Trinidad James’ S.A.F.E. Haven

The aesthetics of rapper Trinidad James are worthy of obsession: gold Chanel chains, velvet Versace slipppers, bikes spray-painted gold with flat tires… and puppies. Filmed in the cul-de-sacs and rundown apartments of James’ hometown of Atlanta, Georgia, his newest video, “All Gold Everything” [below], offers a proper introduction to a rapper who is rising rapidly toward fame and success. Visually, James presents a mix of high and low—hustle subverts privilege. He appropriates the goods that might typically adorn the Madison Avenue elite, but leaves the lifestyle and pretensions behind. Sonically, he is Southern hip-hop following in the grand tradition of OutKast or Goodie Mob, set to bouncing, club-ready beats: simple, yet effective.



During the CMJ music festival in October, Trinidad James made his New York debut at a showcase for one of his crucial supporters, Baller’s Eve—the East Village Radio show focused on Dirty South hip-hop. The show sold out. More impressive, is that James has cultivated his stellar live chops in the few months since releasing his first mix-tape, Don’t Be S.A.F.E. (We know you’re wondering: it means Sensitive As Fuck Everyday.) Now, James finds himself in the company of rappers like Death Grips and A$AP Rocky, who have managed to crossover from an exclusively rap audience, in part due to their strong online presence. We caught up with James before his show at Santos Party House this evening to talk about his growing success—and how you, too, can avoid being Sensitive As Fuck Everyday.

RYANN DONNELLY: How is your reception in Atlanta right now?

TRINIDAD JAMES: Pretty good. The city’s really rockin’ with me. It’s a blessing.

DONNELLY: How long have you been playing live in Atlanta?

JAMES: Probably two and a half or three months.

DONNELLY: And how was your first show in New York?

JAMES: My first show in New York was this year during CMJ. It was pretty amazing. New York showed me love, they really did.

DONNELLY: Is your audience in New York better than your audience in Atlanta?

JAMES: Oh, no, no, no. Atlanta’s always the top staple.

DONNELLY: Since you’re still new to music, can you tell us why you started rapping? Were you inspired by any artists in particular?

JAMES: I take music really seriously. I haven’t been doing this for too long, but I’ve been loving music for a long time. It wasn’t really about other artists. I just wanted to do something more for me. I wanted to make a better life for my mom. I didn’t have any way to take care of her, and I wanted to make a better way. Music was an outlet, so I went with it, and there you go.

DONNELLY: Has there been a particular turning point, where you’ve realized you were gaining success?
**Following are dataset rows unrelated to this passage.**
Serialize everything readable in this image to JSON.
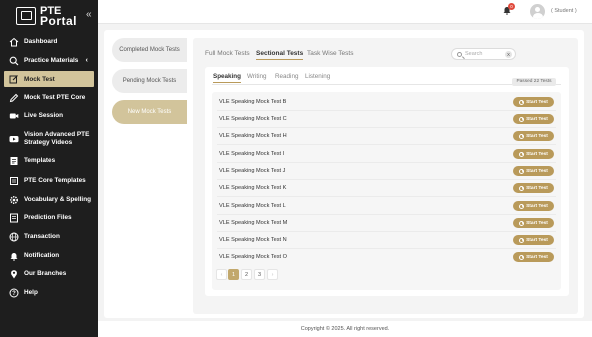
{
  "brand": {
    "line1": "PTE",
    "line2": "Portal",
    "collapse_glyph": "«"
  },
  "sidebar": {
    "items": [
      {
        "label": "Dashboard",
        "icon": "home-icon"
      },
      {
        "label": "Practice Materials",
        "icon": "search-icon",
        "caret": "‹"
      },
      {
        "label": "Mock Test",
        "icon": "edit-icon",
        "active": true
      },
      {
        "label": "Mock Test PTE Core",
        "icon": "pencil-icon"
      },
      {
        "label": "Live Session",
        "icon": "video-icon"
      },
      {
        "label": "Vision Advanced PTE Strategy Videos",
        "icon": "youtube-icon"
      },
      {
        "label": "Templates",
        "icon": "document-icon"
      },
      {
        "label": "PTE Core Templates",
        "icon": "folder-icon"
      },
      {
        "label": "Vocabulary & Spelling",
        "icon": "gear-icon"
      },
      {
        "label": "Prediction Files",
        "icon": "file-icon"
      },
      {
        "label": "Transaction",
        "icon": "globe-icon"
      },
      {
        "label": "Notification",
        "icon": "bell-icon"
      },
      {
        "label": "Our Branches",
        "icon": "map-pin-icon"
      },
      {
        "label": "Help",
        "icon": "help-icon"
      }
    ]
  },
  "topbar": {
    "notification_count": "0",
    "user_label": "( Student )"
  },
  "side_tabs": [
    "Completed Mock Tests",
    "Pending Mock Tests",
    "New Mock Tests"
  ],
  "top_tabs": [
    "Full Mock Tests",
    "Sectional Tests",
    "Task Wise Tests"
  ],
  "search": {
    "placeholder": "Search",
    "clear": "X"
  },
  "sub_tabs": [
    "Speaking",
    "Writing",
    "Reading",
    "Listening"
  ],
  "passed_label": "Passed 22 Tests",
  "tests": [
    "VLE Speaking Mock Test B",
    "VLE Speaking Mock Test C",
    "VLE Speaking Mock Test H",
    "VLE Speaking Mock Test I",
    "VLE Speaking Mock Test J",
    "VLE Speaking Mock Test K",
    "VLE Speaking Mock Test L",
    "VLE Speaking Mock Test M",
    "VLE Speaking Mock Test N",
    "VLE Speaking Mock Test O"
  ],
  "start_label": "Start Test",
  "pagination": {
    "prev": "‹",
    "pages": [
      "1",
      "2",
      "3"
    ],
    "next": "›",
    "current": "1"
  },
  "footer": "Copyright © 2025. All right reserved.",
  "colors": {
    "accent": "#b99a5a",
    "active_nav": "#d2c49b",
    "sidebar_bg": "#1e1e1e"
  }
}
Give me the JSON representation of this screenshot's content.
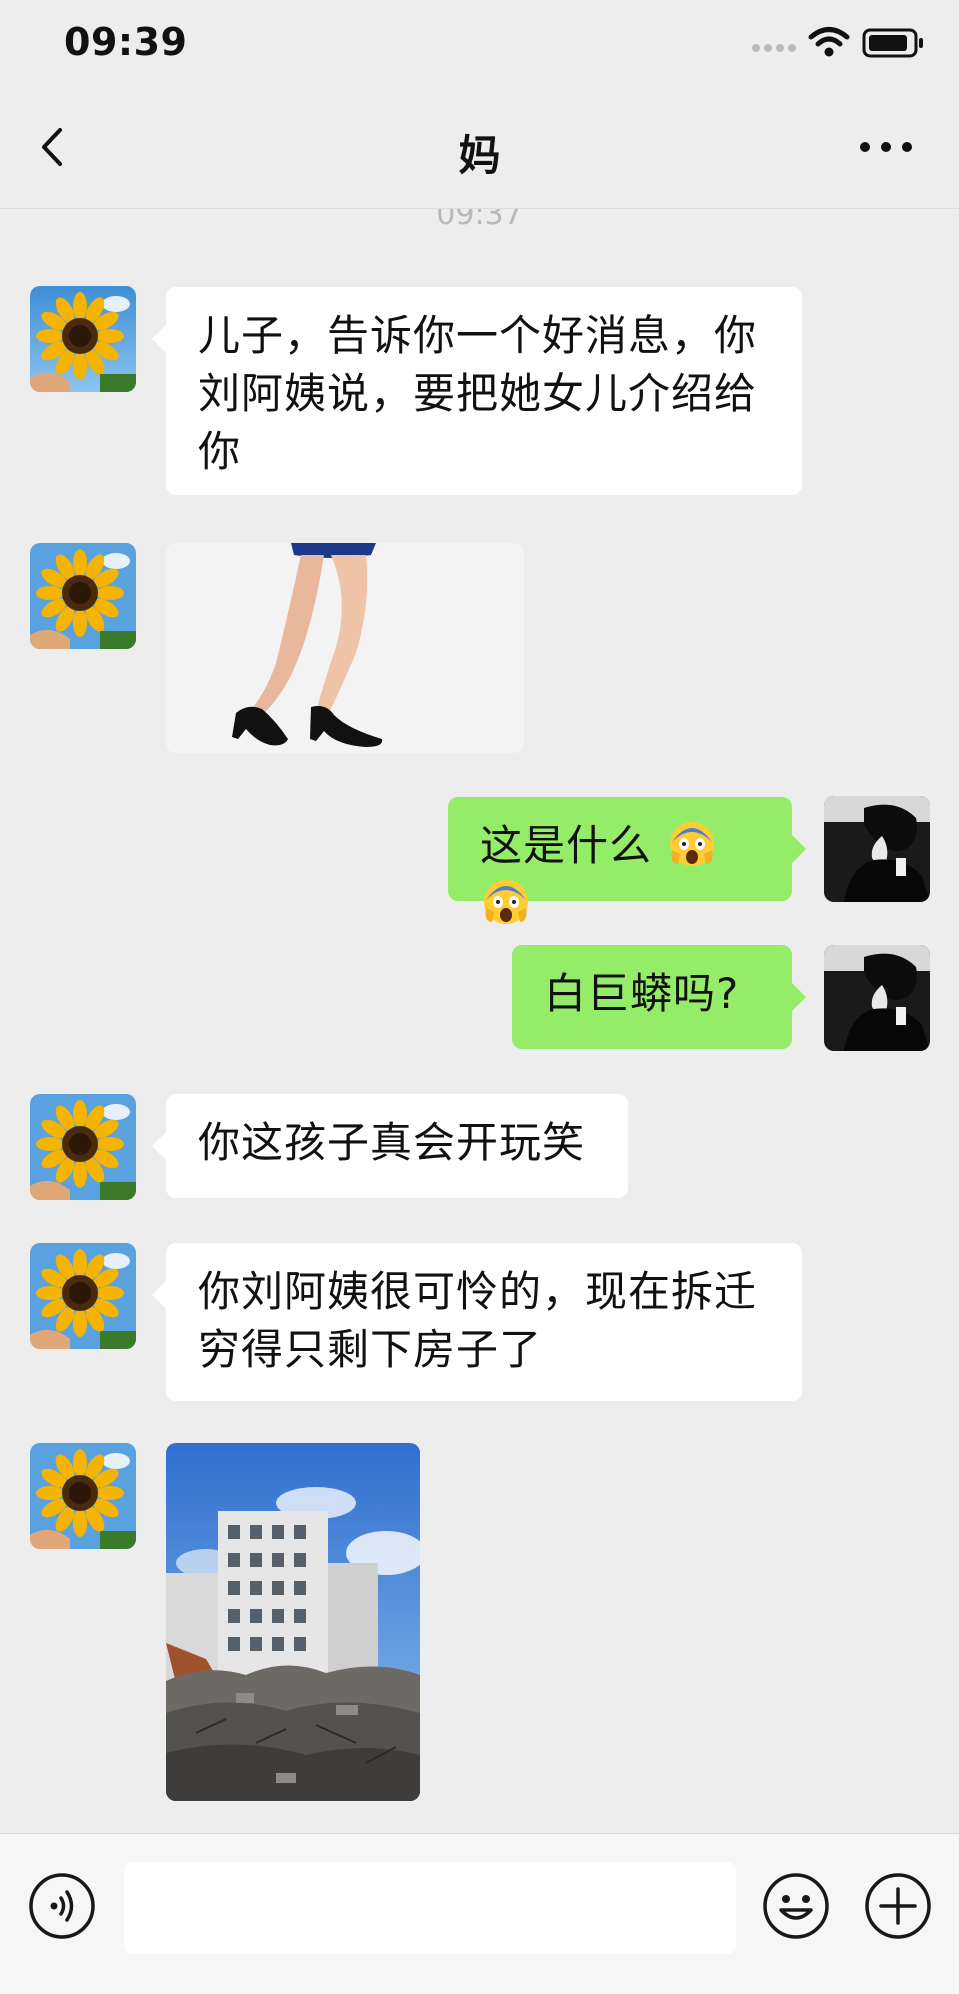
{
  "status_bar": {
    "time": "09:39"
  },
  "header": {
    "title": "妈",
    "back_icon": "chevron-left-icon",
    "more_icon": "ellipsis-icon"
  },
  "chat": {
    "timestamp": "09:37",
    "messages": [
      {
        "side": "in",
        "type": "text",
        "text": "儿子，告诉你一个好消息，你刘阿姨说，要把她女儿介绍给你"
      },
      {
        "side": "in",
        "type": "image"
      },
      {
        "side": "out",
        "type": "text",
        "text": "这是什么",
        "emojis": [
          "scream-emoji",
          "scream-emoji"
        ]
      },
      {
        "side": "out",
        "type": "text",
        "text": "白巨蟒吗?"
      },
      {
        "side": "in",
        "type": "text",
        "text": "你这孩子真会开玩笑"
      },
      {
        "side": "in",
        "type": "text",
        "text": "你刘阿姨很可怜的，现在拆迁穷得只剩下房子了"
      },
      {
        "side": "in",
        "type": "image"
      }
    ],
    "line_breaks": {
      "msg0": [
        "儿子，告诉你一个好消息，你",
        "刘阿姨说，要把她女儿介绍给",
        "你"
      ],
      "msg5": [
        "你刘阿姨很可怜的，现在拆迁",
        "穷得只剩下房子了"
      ]
    }
  },
  "input_bar": {
    "placeholder": "",
    "voice_icon": "voice-icon",
    "emoji_icon": "smiley-icon",
    "plus_icon": "plus-icon"
  },
  "colors": {
    "background": "#ededed",
    "incoming_bubble": "#ffffff",
    "outgoing_bubble": "#95ec69"
  }
}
JAMES: I don’t think anything really hits me like that. I just work. I’m doing shows, and I get love everywhere I go, so I would say I’m doing something right. I don’t really sit here and dwell on it. I just do what I gotta do, and keep moving.

DONNELLY: Have you heard the term “Swag Rap” applied to you, or other rappers that are really into fashion, like A$AP Rocky? Is that something you identify with?

JAMES: I don’t even know what that is. If that’s someone’s opinion, then I can’t really say that it’s wrong. If it’s how you feel, then that’s how you feel. I can’t speak for [A$AP], he’s his own artist, but there are things in life that I enjoyed before music, so I’m just taking advantage of those things now that I can.

DONNELY: Your Twitter profile says “fashion is my heart.” Who is your favorite designer?

JAMES: Versace.

DONNELLY: Can you tell us about the title of your mixtape? Who is “Sensitive As Fuck Everyday”?

JAMES: People in general are, you know? A lot of people walk around with this demeanor—they’re depressed and they let the smallest of things get on their nerves.

DONNELLY: So nothing bothers you?

JAMES: I’m imperfect. There are things in time that will bother me, but I don’t dwell on them. It’s another thing to dwell on it your whole day and let it bother you.

DONNELLY: And, who else should we be keeping an eye on from Atlanta?

JAMES: I really don’t like calling artists’ names, to be honest with you. If somebody needs to keep an eye on ’em, you’ll hear about ’em. If you call one person’s name, and forget to call the other, that’s how people get sensitive as fuck everyday.

DONNELLY: Do you have anyone you’re hoping to collaborate with?

JAMES: Adele. I do want to work with Adele. I would like to do a song, or a whole project if possible.